## WHAT THE TASK REQUIRES
Only the lines with the string "link" are needed; return each of them from the entries below.

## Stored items
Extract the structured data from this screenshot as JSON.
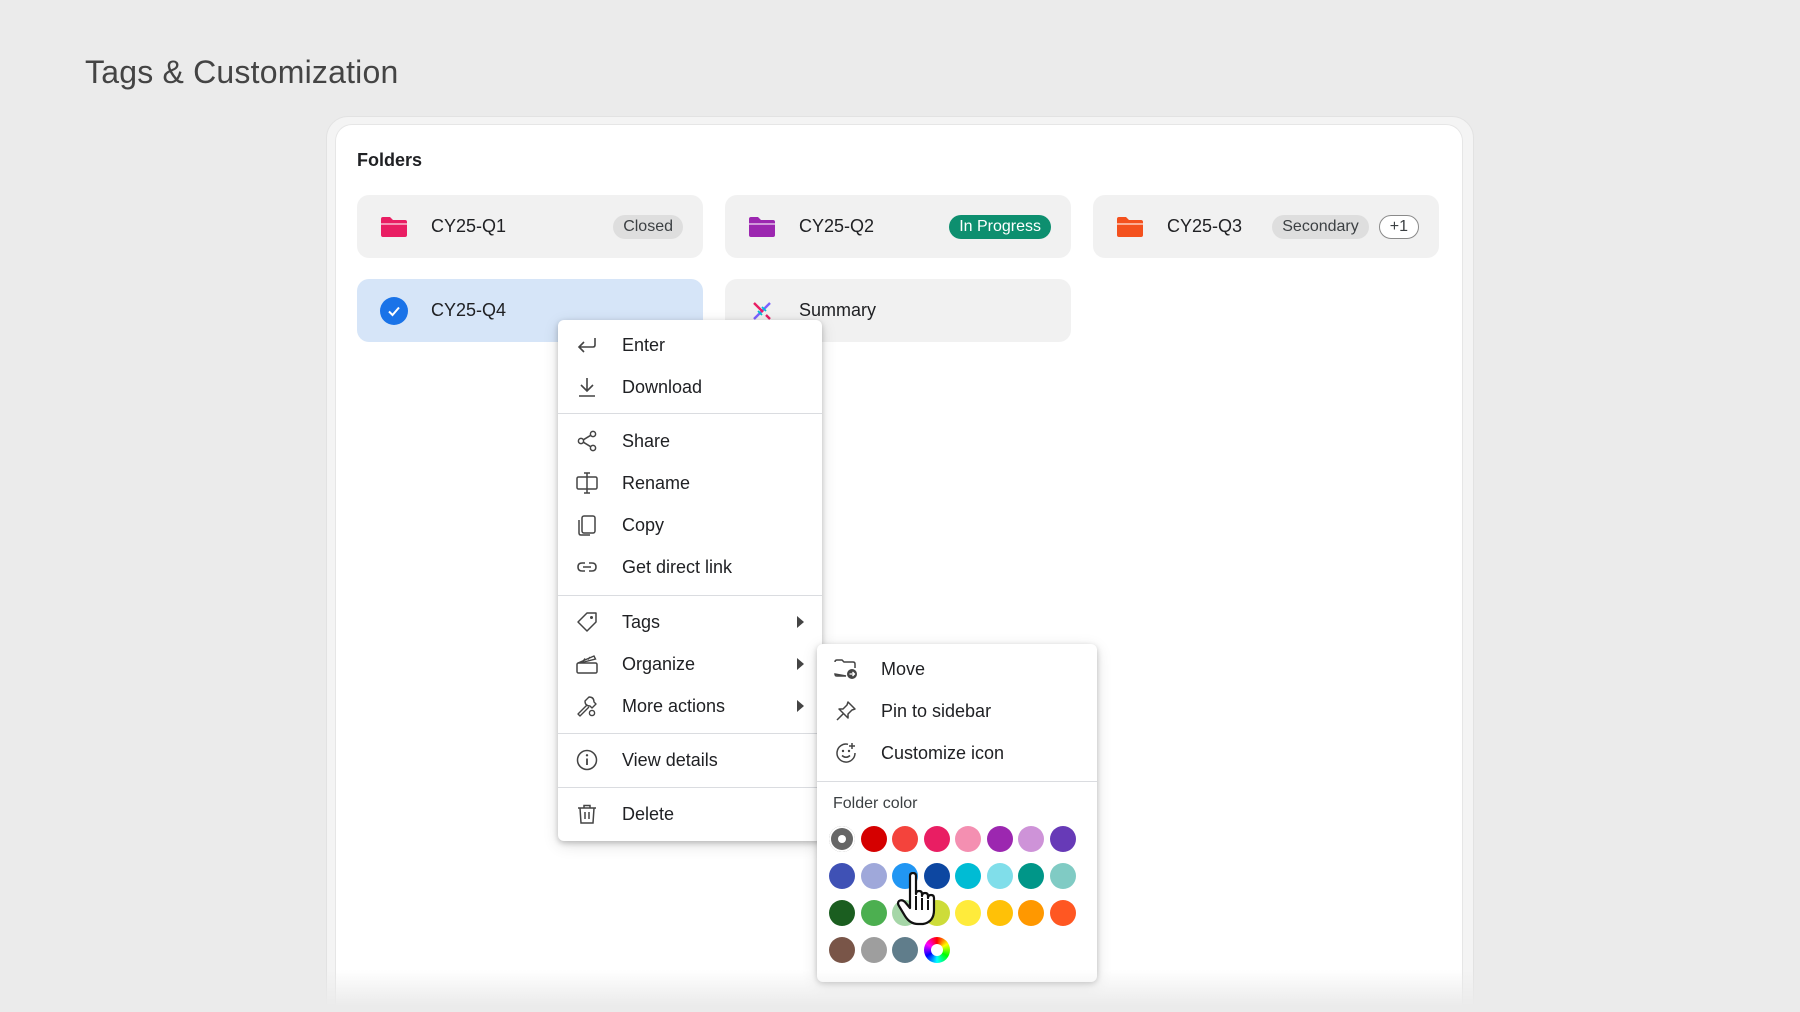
{
  "page": {
    "title": "Tags & Customization"
  },
  "section": {
    "title": "Folders"
  },
  "folders": [
    {
      "name": "CY25-Q1",
      "icon": "folder-icon",
      "color": "#e91e63",
      "badges": [
        "Closed"
      ]
    },
    {
      "name": "CY25-Q2",
      "icon": "folder-icon",
      "color": "#9c27b0",
      "badges": [
        "In Progress"
      ]
    },
    {
      "name": "CY25-Q3",
      "icon": "folder-icon",
      "color": "#f4511e",
      "badges": [
        "Secondary",
        "+1"
      ]
    },
    {
      "name": "CY25-Q4",
      "icon": "check-circle-icon",
      "color": "#1a73e8",
      "badges": [],
      "selected": true
    },
    {
      "name": "Summary",
      "icon": "dna-icon",
      "color": "#7b61ff",
      "badges": []
    }
  ],
  "context_menu": {
    "items": [
      {
        "label": "Enter",
        "icon": "enter-icon"
      },
      {
        "label": "Download",
        "icon": "download-icon"
      },
      {
        "label": "Share",
        "icon": "share-icon"
      },
      {
        "label": "Rename",
        "icon": "rename-icon"
      },
      {
        "label": "Copy",
        "icon": "copy-icon"
      },
      {
        "label": "Get direct link",
        "icon": "link-icon"
      },
      {
        "label": "Tags",
        "icon": "tag-icon",
        "submenu": true
      },
      {
        "label": "Organize",
        "icon": "organize-icon",
        "submenu": true
      },
      {
        "label": "More actions",
        "icon": "tools-icon",
        "submenu": true
      },
      {
        "label": "View details",
        "icon": "info-icon"
      },
      {
        "label": "Delete",
        "icon": "trash-icon"
      }
    ]
  },
  "organize_menu": {
    "items": [
      {
        "label": "Move",
        "icon": "folder-move-icon"
      },
      {
        "label": "Pin to sidebar",
        "icon": "pin-icon"
      },
      {
        "label": "Customize icon",
        "icon": "emoji-icon"
      }
    ],
    "color_label": "Folder color",
    "colors": [
      [
        "#666666",
        "#d50000",
        "#f4433c",
        "#e91e63",
        "#f48fb1",
        "#9c27b0",
        "#ce93d8",
        "#673ab7"
      ],
      [
        "#3f51b5",
        "#9fa8da",
        "#2196f3",
        "#0d47a1",
        "#00bcd4",
        "#80deea",
        "#009688",
        "#80cbc4"
      ],
      [
        "#1b5e20",
        "#4caf50",
        "#a5d6a7",
        "#cddc39",
        "#ffeb3b",
        "#ffc107",
        "#ff9800",
        "#ff5722"
      ],
      [
        "#795548",
        "#9e9e9e",
        "#607d8b",
        "rainbow"
      ]
    ],
    "selected_color": "#666666"
  }
}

## COMPLETED TASK
        "label": "Get direct link",
        "icon": "link-icon"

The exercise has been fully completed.